*** EXERCISE DATA ***
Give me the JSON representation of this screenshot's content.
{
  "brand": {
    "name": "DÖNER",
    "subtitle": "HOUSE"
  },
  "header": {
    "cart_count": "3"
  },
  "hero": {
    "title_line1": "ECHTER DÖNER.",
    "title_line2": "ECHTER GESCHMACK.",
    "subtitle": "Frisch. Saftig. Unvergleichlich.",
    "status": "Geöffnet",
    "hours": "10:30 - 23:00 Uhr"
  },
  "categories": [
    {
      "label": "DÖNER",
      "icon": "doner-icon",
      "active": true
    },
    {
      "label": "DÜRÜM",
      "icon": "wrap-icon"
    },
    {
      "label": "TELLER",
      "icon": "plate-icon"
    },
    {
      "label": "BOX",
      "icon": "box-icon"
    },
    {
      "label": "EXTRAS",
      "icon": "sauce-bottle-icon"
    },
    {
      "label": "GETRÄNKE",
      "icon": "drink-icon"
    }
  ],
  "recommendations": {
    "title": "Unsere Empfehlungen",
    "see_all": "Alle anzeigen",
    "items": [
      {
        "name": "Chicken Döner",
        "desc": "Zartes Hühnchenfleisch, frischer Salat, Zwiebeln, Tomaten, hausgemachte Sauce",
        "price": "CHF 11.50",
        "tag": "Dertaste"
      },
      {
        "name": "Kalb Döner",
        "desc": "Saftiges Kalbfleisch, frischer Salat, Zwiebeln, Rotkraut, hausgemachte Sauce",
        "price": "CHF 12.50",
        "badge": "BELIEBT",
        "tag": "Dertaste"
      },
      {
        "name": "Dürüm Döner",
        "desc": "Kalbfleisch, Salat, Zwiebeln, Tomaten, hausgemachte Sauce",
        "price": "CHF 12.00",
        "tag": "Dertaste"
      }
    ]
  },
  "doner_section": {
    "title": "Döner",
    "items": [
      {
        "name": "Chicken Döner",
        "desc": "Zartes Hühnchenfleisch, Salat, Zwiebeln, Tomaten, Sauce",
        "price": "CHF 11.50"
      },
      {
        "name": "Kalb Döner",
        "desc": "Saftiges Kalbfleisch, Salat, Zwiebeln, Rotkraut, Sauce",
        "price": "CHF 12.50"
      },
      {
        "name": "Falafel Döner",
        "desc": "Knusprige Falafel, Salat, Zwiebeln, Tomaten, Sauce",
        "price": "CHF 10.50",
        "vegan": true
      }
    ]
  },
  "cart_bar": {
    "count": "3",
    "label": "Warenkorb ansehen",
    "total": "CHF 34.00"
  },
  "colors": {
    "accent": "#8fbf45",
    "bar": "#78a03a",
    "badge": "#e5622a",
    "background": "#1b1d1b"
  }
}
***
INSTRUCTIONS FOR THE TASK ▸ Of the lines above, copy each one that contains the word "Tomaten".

TASK RESPONSE ▸
        "desc": "Zartes Hühnchenfleisch, frischer Salat, Zwiebeln, Tomaten, hausgemachte Sauce",
        "desc": "Kalbfleisch, Salat, Zwiebeln, Tomaten, hausgemachte Sauce",
        "desc": "Zartes Hühnchenfleisch, Salat, Zwiebeln, Tomaten, Sauce",
        "desc": "Knusprige Falafel, Salat, Zwiebeln, Tomaten, Sauce",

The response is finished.